"This is very difficult for us and we have practice," said Fadi as she and the other women prepared for the first of three daily walks. "For you, I don't know," she worried, shaking her head a few times before we headed out.
From Dillo's town center, the group of a dozen women, ranging in age from seven to 40 (the youngest girls armed with five and 10-liter jerrycans and the teenagers and adults with 20-25 liters), laughed and joked their way to the crater.
It is a small and indulgently symbolic act to try to put myself in their shoes for one morning. There is no way to compare an hour and a half of my discomfort to what they endure in their lifetime. I will never know what it's like to spend the majority of my waking hours trying to save myself, my family and the cows or crops that are our livelihood from dehydration. Nor will I experience the disappointment of my school closing for lack of water.
If I were literally putting myself in their shoes, the shoes I wore would have been cheap, broken plastic sandals instead of ergonomic walking shoes that cost almost 10 times Fadi's yearly income.
If I were putting myself in their shoes, I would have plans to drink the dirty water I carried, knowing that it kills 20-plus people in Dillo each year, instead of giving it away and running to the diminishing stores of overheated bottled water in the back of our car to slake my thirst.
Joining this search for water might have been an inadequate attempt at understanding this specific hardship that holds Ethiopia and so much of Africa back from development, but it seemed important to try.
No one I spoke to in Dillo had ever heard of climate change. What Fadi and the other residents of Dillo did know was that, while some regions of Ethiopia have been experiencing strong harvests, their rains had not fallen properly in years.

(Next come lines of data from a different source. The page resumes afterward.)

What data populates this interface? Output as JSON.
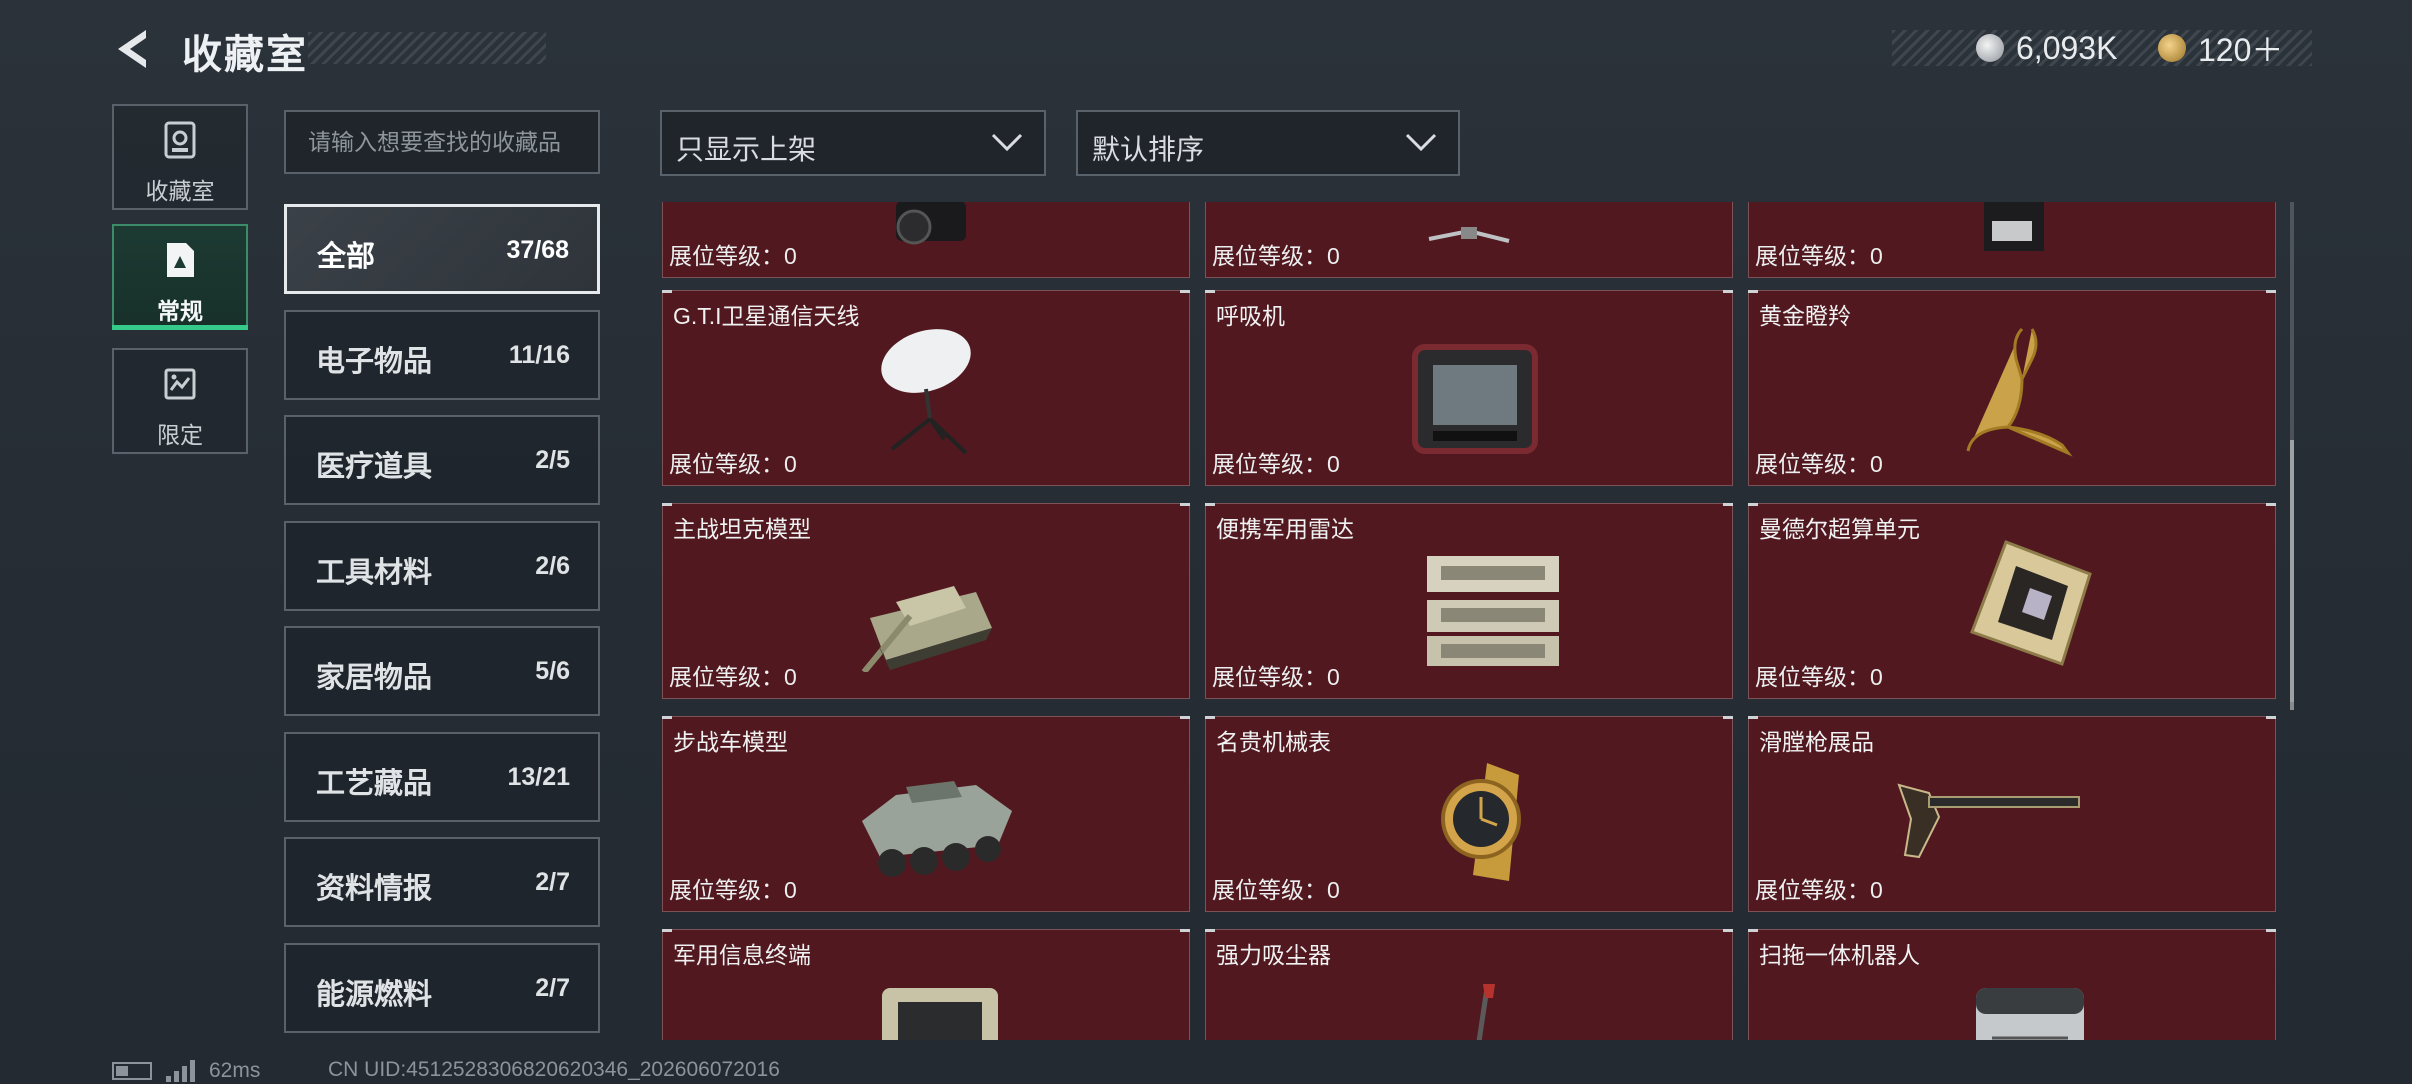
{
  "header": {
    "title": "收藏室",
    "currency": [
      {
        "icon": "silver-coin-icon",
        "amount": "6,093K",
        "color": "#c9ccd0"
      },
      {
        "icon": "gold-coin-icon",
        "amount": "120＋",
        "color": "#d4a64a"
      }
    ]
  },
  "nav": [
    {
      "label": "收藏室",
      "icon": "collection-room-icon",
      "active": false
    },
    {
      "label": "常规",
      "icon": "regular-icon",
      "active": true
    },
    {
      "label": "限定",
      "icon": "limited-icon",
      "active": false
    }
  ],
  "search": {
    "placeholder": "请输入想要查找的收藏品"
  },
  "filters": {
    "show": "只显示上架",
    "sort": "默认排序"
  },
  "categories": [
    {
      "name": "全部",
      "count": "37/68",
      "active": true
    },
    {
      "name": "电子物品",
      "count": "11/16"
    },
    {
      "name": "医疗道具",
      "count": "2/5"
    },
    {
      "name": "工具材料",
      "count": "2/6"
    },
    {
      "name": "家居物品",
      "count": "5/6"
    },
    {
      "name": "工艺藏品",
      "count": "13/21"
    },
    {
      "name": "资料情报",
      "count": "2/7"
    },
    {
      "name": "能源燃料",
      "count": "2/7"
    }
  ],
  "level_label": "展位等级：0",
  "items": [
    {
      "name": "",
      "icon": "camera-icon"
    },
    {
      "name": "",
      "icon": "drone-icon"
    },
    {
      "name": "",
      "icon": "coffee-machine-icon"
    },
    {
      "name": "G.T.I卫星通信天线",
      "icon": "satellite-dish-icon"
    },
    {
      "name": "呼吸机",
      "icon": "ventilator-icon"
    },
    {
      "name": "黄金瞪羚",
      "icon": "golden-gazelle-icon"
    },
    {
      "name": "主战坦克模型",
      "icon": "tank-model-icon"
    },
    {
      "name": "便携军用雷达",
      "icon": "portable-radar-icon"
    },
    {
      "name": "曼德尔超算单元",
      "icon": "supercomputer-unit-icon"
    },
    {
      "name": "步战车模型",
      "icon": "ifv-model-icon"
    },
    {
      "name": "名贵机械表",
      "icon": "luxury-watch-icon"
    },
    {
      "name": "滑膛枪展品",
      "icon": "musket-icon"
    },
    {
      "name": "军用信息终端",
      "icon": "military-terminal-icon"
    },
    {
      "name": "强力吸尘器",
      "icon": "vacuum-cleaner-icon"
    },
    {
      "name": "扫拖一体机器人",
      "icon": "mop-robot-icon"
    }
  ],
  "status": {
    "ping": "62ms",
    "uid": "CN UID:4512528306820620346_202606072016"
  }
}
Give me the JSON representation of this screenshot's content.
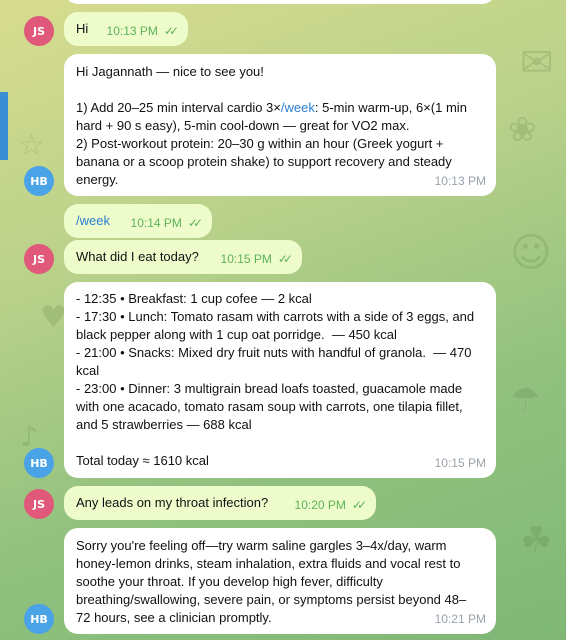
{
  "messages": [
    {
      "sender": "JS",
      "text": "Hi",
      "time": "10:13 PM",
      "read": true
    },
    {
      "sender": "HB",
      "text": "Hi Jagannath — nice to see you!\n\n1) Add 20–25 min interval cardio 3×/week: 5-min warm-up, 6×(1 min\nhard + 90 s easy), 5-min cool-down — great for VO2 max.\n2) Post-workout protein: 20–30 g within an hour (Greek yogurt +\nbanana or a scoop protein shake) to support recovery and steady\nenergy.",
      "time": "10:13 PM"
    },
    {
      "sender": "JS",
      "text": "/week",
      "time": "10:14 PM",
      "read": true
    },
    {
      "sender": "JS",
      "text": "What did I eat today?",
      "time": "10:15 PM",
      "read": true
    },
    {
      "sender": "HB",
      "text": "- 12:35 • Breakfast: 1 cup cofee — 2 kcal\n- 17:30 • Lunch: Tomato rasam with carrots with a side of 3 eggs, and\nblack pepper along with 1 cup oat porridge.  — 450 kcal\n- 21:00 • Snacks: Mixed dry fruit nuts with handful of granola.  — 470\nkcal\n- 23:00 • Dinner: 3 multigrain bread loafs toasted, guacamole made\nwith one acacado, tomato rasam soup with carrots, one tilapia fillet,\nand 5 strawberries — 688 kcal\n\nTotal today ≈ 1610 kcal",
      "time": "10:15 PM"
    },
    {
      "sender": "JS",
      "text": "Any leads on my throat infection?",
      "time": "10:20 PM",
      "read": true
    },
    {
      "sender": "HB",
      "text": "Sorry you're feeling off—try warm saline gargles 3–4x/day, warm\nhoney-lemon drinks, steam inhalation, extra fluids and vocal rest to\nsoothe your throat. If you develop high fever, difficulty\nbreathing/swallowing, severe pain, or symptoms persist beyond 48–\n72 hours, see a clinician promptly.",
      "time": "10:21 PM"
    }
  ],
  "avatars": {
    "user": "JS",
    "bot": "HB"
  },
  "colors": {
    "outgoing_bubble": "#eefccc",
    "incoming_bubble": "#ffffff",
    "link": "#2b7fd0",
    "check": "#5eb35a"
  }
}
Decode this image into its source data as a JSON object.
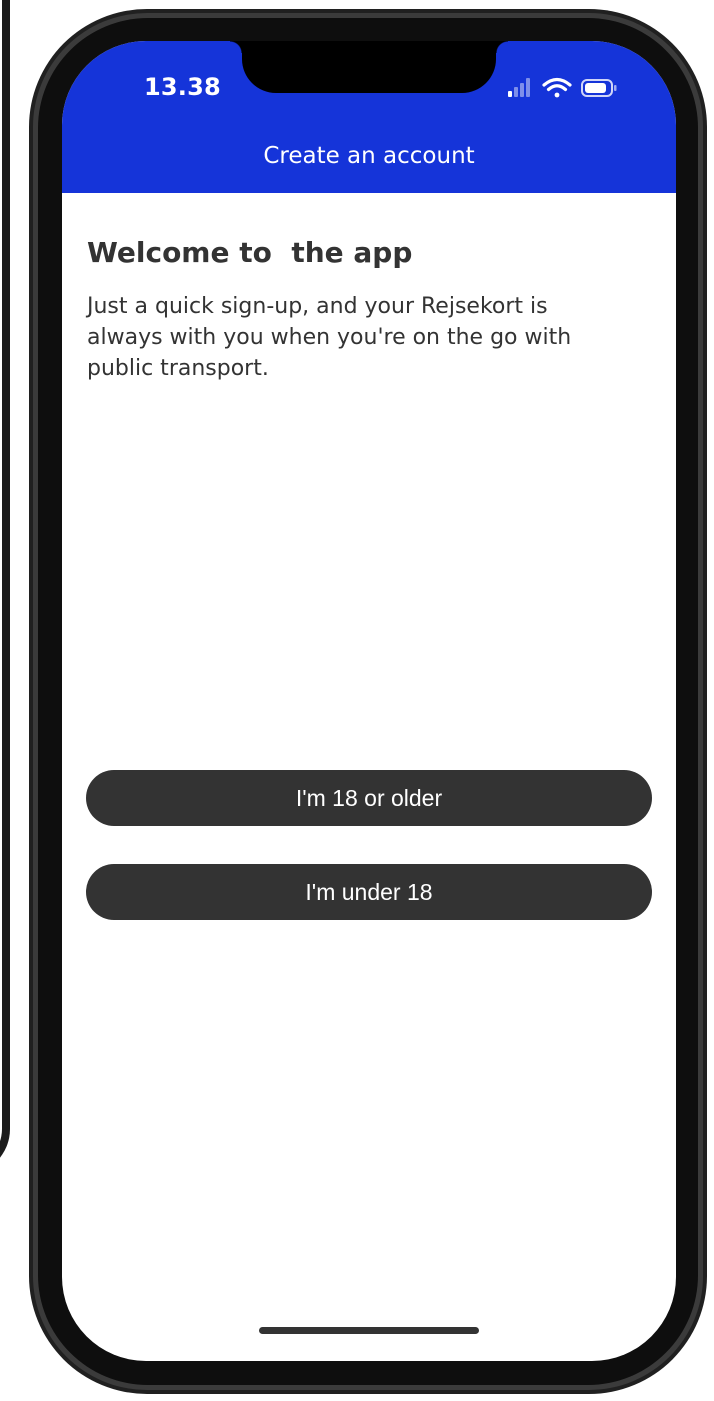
{
  "status_bar": {
    "time": "13.38",
    "icons": [
      "cellular-signal-icon",
      "wifi-icon",
      "battery-icon"
    ]
  },
  "header": {
    "title": "Create an account"
  },
  "main": {
    "heading": "Welcome to  the app",
    "body": "Just a quick sign-up, and your Rejsekort is always with you when you're on the go with public transport."
  },
  "actions": {
    "adult_label": "I'm 18 or older",
    "minor_label": "I'm under 18"
  },
  "colors": {
    "header_blue": "#1534d9",
    "button_dark": "#333333",
    "text_dark": "#333333",
    "background": "#ffffff"
  }
}
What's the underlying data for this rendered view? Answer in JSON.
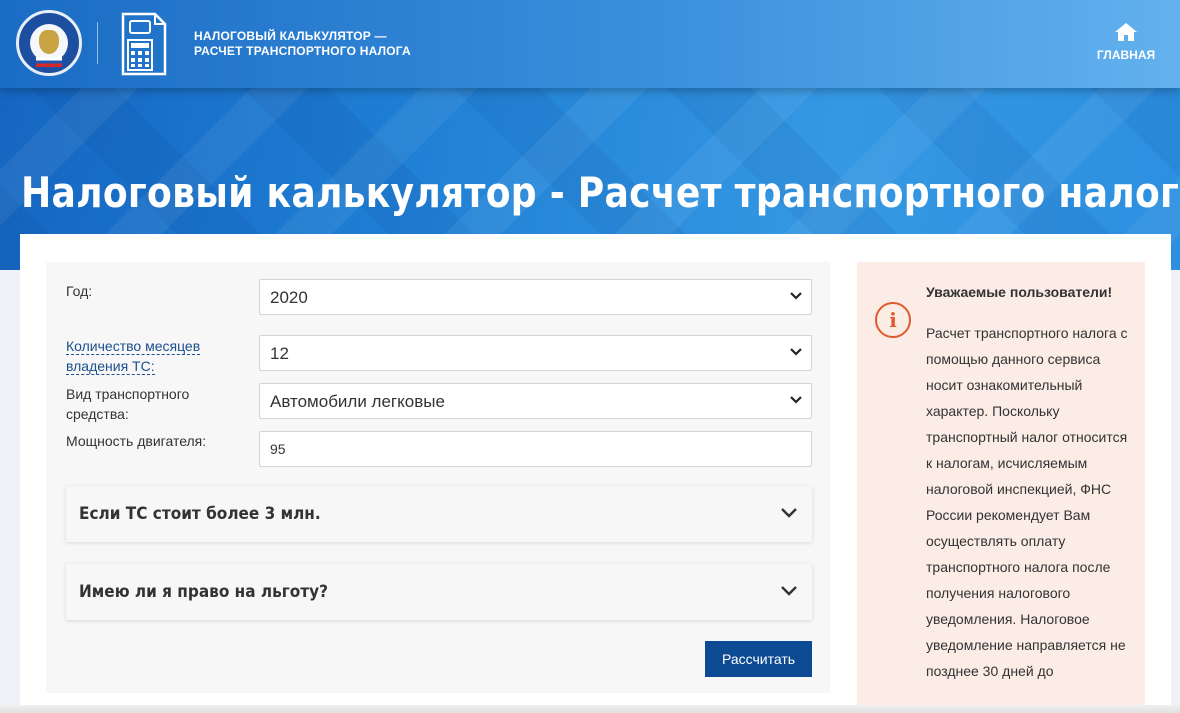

The women of Dillo I walked with that morning knew that last year's rainy season was cut from three months to one and a half and that their usual sources of water were no longer lasting through the long dry season. The children I walked with knew that their schools were closing for lack of water.
From the water's edge, the rim of the crater seemed impossibly far away.
I headed back, a big, sweaty, strangely dressed faranji (white foreigner) in a line of bemused Ethiopian women and girls.
Struggling up the hill, I thought about how ironic it is that a people whose entire lifestyle is defined by the limits of very scant resources may already be feeling the effects of the excesses of societies they will never see, people they will never meet. I thought about Fadi and her hope for a full season of rain. I thought of her two young daughters, who will soon be expected to make this walk at her side. Then I stopped thinking entirely because I felt like I was going to fall over from exhaustion. Neither the reports I'd read, nor the people I'd interviewed about water walking, had ever mentioned how brutally hard the physical act is.
Well, my colleague Waititu had: "Twenty-five liters is a lot of weight — you'll have to carry it on your back or on your head and it's incredibly hard, very demanding," he had warned. But I didn't really think about it — that is, until the ropes were rubbing silver dollar-sized blisters on my shoulders, and I was crawling uphill with six gallons of water beneath a rising sun.
At the halfway mark, his words — "Sarah, you won't make it" — began running circles in my conscience. The fact that I did make it was absolutely no testament to willpower, physical strength or determination.
It was entirely shame that propelled me slowly up out of that crater — the shame of thinking that I was able to give up, because I could, when the barely teenage girl whose small footsteps I was following in had no choice.
Also featured in Berkeley's International Affairs Journal and SGI Quarterly